### What needs to be done
Identify, in the records below, every line where the string "JSON" appears, and copy each such line.

[Dataset entries]
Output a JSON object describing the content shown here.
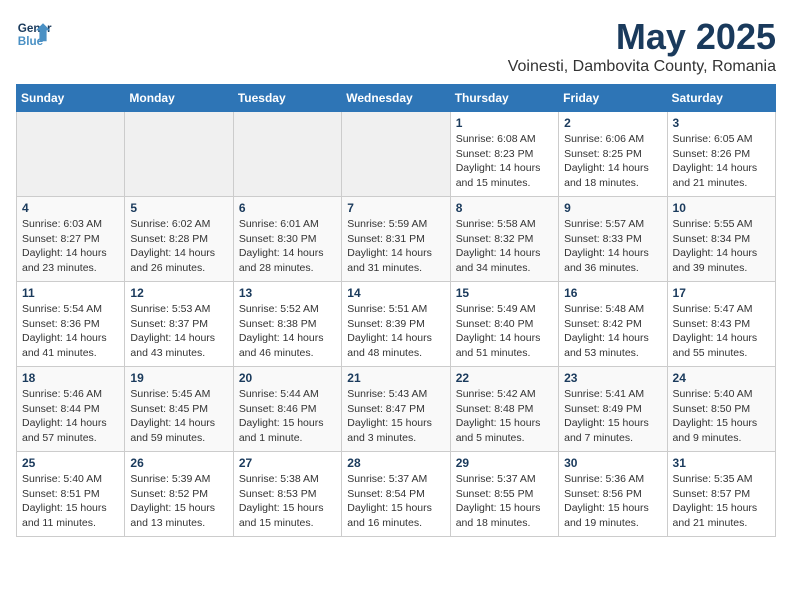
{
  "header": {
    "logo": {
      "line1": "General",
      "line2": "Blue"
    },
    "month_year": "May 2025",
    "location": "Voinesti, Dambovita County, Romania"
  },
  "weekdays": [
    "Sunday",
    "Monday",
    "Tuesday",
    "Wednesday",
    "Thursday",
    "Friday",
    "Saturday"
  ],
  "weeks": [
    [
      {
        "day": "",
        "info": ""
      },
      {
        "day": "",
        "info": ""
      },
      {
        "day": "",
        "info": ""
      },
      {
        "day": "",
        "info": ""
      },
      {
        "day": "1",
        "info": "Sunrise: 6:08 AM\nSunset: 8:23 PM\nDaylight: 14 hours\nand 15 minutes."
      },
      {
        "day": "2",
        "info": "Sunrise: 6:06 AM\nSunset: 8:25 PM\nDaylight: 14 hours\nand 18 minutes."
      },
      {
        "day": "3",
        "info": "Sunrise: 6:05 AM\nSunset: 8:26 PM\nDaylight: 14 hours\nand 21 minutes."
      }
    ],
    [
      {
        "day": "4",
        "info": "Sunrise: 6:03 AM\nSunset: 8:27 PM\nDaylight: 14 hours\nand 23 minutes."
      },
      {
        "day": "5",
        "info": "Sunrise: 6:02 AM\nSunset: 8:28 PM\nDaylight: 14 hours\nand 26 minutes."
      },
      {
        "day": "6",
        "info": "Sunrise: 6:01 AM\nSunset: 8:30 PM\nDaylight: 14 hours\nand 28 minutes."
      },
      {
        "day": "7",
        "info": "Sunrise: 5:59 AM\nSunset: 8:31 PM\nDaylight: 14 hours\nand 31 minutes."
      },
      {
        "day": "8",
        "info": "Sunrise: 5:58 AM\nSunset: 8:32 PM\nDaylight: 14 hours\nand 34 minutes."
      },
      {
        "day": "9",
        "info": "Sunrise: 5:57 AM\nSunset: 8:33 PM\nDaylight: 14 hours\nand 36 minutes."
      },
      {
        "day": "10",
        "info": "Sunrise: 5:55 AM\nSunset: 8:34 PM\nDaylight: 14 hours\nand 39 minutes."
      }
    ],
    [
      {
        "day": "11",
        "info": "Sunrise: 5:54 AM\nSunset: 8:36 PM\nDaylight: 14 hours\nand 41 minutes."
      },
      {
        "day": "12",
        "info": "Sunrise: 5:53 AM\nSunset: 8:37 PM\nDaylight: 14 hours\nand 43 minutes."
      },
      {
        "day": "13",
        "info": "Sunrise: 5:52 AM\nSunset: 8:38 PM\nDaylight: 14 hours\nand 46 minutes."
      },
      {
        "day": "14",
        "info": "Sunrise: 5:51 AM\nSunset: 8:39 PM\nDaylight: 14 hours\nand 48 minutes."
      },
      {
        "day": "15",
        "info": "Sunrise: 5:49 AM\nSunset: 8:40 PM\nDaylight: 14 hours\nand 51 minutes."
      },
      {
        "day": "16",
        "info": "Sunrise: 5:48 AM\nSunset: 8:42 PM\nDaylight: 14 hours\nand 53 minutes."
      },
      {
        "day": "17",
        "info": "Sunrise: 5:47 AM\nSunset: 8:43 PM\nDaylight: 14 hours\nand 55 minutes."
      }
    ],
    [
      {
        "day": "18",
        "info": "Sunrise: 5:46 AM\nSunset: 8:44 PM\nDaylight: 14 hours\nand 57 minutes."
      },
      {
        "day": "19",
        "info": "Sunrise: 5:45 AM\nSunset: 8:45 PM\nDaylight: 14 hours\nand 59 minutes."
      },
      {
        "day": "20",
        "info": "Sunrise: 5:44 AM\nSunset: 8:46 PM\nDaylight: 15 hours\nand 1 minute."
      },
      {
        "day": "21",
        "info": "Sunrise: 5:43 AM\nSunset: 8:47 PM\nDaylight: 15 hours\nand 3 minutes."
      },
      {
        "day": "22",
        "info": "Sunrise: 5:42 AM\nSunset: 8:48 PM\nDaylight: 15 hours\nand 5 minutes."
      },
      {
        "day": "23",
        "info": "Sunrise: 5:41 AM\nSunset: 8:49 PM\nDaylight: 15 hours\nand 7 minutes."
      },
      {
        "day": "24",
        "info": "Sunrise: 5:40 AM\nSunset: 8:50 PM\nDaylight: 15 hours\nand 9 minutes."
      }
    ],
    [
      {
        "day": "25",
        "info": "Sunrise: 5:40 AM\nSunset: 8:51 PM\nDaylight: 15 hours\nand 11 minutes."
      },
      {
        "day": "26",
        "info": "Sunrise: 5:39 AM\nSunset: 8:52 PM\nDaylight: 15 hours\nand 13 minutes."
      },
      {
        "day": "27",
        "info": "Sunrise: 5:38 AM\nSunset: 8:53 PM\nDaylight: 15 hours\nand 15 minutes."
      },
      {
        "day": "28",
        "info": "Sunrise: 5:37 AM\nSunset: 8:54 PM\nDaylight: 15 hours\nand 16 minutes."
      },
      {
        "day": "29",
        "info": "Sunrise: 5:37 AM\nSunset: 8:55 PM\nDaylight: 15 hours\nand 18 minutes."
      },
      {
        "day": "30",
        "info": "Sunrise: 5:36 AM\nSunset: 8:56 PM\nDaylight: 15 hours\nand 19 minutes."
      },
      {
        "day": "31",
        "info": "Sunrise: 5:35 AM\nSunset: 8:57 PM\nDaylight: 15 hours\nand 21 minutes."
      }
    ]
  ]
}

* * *

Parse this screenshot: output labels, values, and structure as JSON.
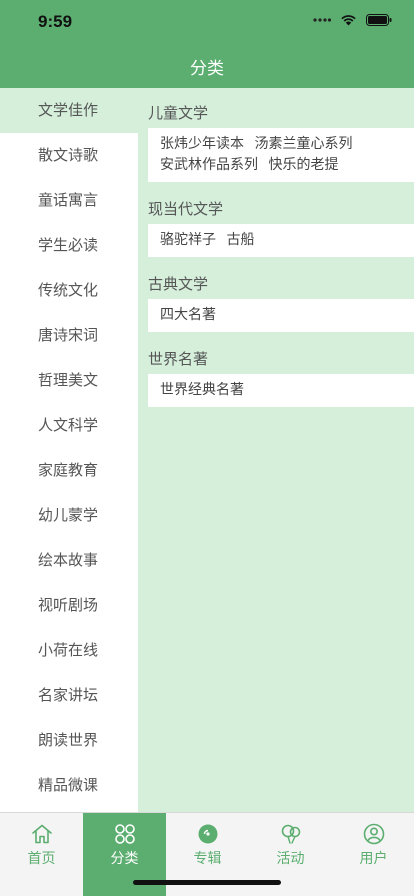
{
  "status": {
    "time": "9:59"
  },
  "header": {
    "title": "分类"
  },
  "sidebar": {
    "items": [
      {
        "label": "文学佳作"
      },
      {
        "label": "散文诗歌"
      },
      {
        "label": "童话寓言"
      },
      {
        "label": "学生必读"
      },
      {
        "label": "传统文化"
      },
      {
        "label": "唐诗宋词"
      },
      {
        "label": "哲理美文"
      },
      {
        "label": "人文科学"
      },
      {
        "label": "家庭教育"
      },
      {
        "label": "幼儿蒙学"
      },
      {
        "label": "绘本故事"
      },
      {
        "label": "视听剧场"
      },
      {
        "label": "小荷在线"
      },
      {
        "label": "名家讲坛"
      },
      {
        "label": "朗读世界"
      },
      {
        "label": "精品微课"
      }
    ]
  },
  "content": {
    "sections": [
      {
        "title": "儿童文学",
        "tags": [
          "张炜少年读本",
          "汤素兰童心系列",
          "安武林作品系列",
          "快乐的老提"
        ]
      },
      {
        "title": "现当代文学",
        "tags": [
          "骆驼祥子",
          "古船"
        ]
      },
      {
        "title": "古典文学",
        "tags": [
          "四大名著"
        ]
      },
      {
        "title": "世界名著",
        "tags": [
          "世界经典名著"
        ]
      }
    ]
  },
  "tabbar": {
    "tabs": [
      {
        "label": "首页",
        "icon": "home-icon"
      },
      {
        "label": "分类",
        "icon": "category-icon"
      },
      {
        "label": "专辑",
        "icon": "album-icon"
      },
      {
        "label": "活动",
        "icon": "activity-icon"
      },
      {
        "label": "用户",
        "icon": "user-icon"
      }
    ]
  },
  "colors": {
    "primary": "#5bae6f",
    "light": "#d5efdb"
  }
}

### The answer
Output a JSON object describing the content shown here.
Parse this screenshot: output labels, values, and structure as JSON.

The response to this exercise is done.